A unique love story with an excellent description is what we find in the book in the first go, but later as the reader has a second look at it his perspective could change as the story has certain other powerful ingredients in it that are quite interesting. For example, the barbaric and insulting language used by the officers for the prisoners is written in a highly teasing manner in order to provide a color or touch of reality to the situation.
The era is 1942 and thus there are certain impacts related to the war, the main character Lale Sokolov is a Jew who is forced to go to the Auschwitz camp and after that he is charged with the duty to draw the number of tattoos on the hands of each new prisoner who enters the prison for the first time. Lale proves to be an expert in the job but he, in reality, shows his talent in several ways like taking money from the dead and providing food to his friends.
The story is not the story of a single human being rather it tells us about sacrifices of the prisoners for one another and also the zeal for survival that is never damped even when all of them face severe punishment each time they try to do something according to their own will. Heather Morris like his book Der Tätowierer von Auschwitz talks about Jews in great detail and tells us about their horrifying experiences as well.
Lale’s life seems to be robotic until Gita shows up and the love hidden in his heart is aroused and for the first time he wants an escape from this tragic life so that he can have her as his life partner in the outside world. Richard Armitage has kept the rise and fall in the story well managed through the narration; the narration is at a slow pace and easy to understand.

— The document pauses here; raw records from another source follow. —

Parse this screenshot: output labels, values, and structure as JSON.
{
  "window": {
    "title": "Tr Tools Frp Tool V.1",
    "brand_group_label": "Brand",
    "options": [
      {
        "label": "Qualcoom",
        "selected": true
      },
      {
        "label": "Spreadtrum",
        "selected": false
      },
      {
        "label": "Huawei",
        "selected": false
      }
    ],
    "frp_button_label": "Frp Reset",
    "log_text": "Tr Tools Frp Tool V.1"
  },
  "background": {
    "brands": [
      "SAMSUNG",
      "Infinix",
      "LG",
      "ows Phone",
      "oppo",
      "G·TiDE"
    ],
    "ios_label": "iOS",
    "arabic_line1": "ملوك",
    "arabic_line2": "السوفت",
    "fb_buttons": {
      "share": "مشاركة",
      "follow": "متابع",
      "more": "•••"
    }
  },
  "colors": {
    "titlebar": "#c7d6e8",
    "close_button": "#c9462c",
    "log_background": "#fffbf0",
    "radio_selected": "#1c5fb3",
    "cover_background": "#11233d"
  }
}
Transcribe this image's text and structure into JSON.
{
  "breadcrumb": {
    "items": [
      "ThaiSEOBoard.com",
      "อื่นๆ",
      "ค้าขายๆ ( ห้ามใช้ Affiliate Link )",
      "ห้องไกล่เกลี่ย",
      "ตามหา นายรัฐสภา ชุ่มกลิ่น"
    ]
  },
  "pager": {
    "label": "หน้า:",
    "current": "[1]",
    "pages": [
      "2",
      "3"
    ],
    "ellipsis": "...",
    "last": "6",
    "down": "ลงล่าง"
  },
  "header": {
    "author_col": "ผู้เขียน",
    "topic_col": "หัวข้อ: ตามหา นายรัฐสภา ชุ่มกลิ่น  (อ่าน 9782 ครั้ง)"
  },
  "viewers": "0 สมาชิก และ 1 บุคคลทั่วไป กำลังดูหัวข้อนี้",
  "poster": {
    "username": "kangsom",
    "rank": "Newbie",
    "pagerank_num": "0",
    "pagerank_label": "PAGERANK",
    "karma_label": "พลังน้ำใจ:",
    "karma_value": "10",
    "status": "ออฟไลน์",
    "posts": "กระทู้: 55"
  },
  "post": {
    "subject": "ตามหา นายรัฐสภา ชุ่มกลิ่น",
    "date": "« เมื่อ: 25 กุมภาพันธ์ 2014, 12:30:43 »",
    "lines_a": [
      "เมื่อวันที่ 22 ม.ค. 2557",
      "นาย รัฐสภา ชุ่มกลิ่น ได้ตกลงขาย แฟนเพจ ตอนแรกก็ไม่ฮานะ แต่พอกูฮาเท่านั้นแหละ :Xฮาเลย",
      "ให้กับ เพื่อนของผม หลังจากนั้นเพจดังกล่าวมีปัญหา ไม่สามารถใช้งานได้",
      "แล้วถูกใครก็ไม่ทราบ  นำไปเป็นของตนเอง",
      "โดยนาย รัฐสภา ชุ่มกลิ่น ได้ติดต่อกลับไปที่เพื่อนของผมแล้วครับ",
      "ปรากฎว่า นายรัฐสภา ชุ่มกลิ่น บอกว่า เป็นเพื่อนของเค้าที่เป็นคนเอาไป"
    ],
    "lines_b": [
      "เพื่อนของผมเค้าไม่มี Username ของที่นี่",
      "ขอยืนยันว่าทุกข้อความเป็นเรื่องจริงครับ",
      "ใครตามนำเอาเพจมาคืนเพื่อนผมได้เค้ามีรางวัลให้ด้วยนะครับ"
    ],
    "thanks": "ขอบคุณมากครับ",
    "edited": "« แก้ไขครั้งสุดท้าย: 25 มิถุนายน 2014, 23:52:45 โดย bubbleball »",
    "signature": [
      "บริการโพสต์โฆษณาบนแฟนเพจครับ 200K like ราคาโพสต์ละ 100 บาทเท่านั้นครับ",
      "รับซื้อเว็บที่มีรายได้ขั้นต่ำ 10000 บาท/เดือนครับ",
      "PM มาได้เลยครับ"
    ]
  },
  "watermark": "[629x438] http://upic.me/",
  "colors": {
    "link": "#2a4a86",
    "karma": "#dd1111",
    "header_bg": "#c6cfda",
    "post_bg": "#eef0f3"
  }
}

Tokybook Audio Player
The Audio Player works best on Google Chrome (latest version)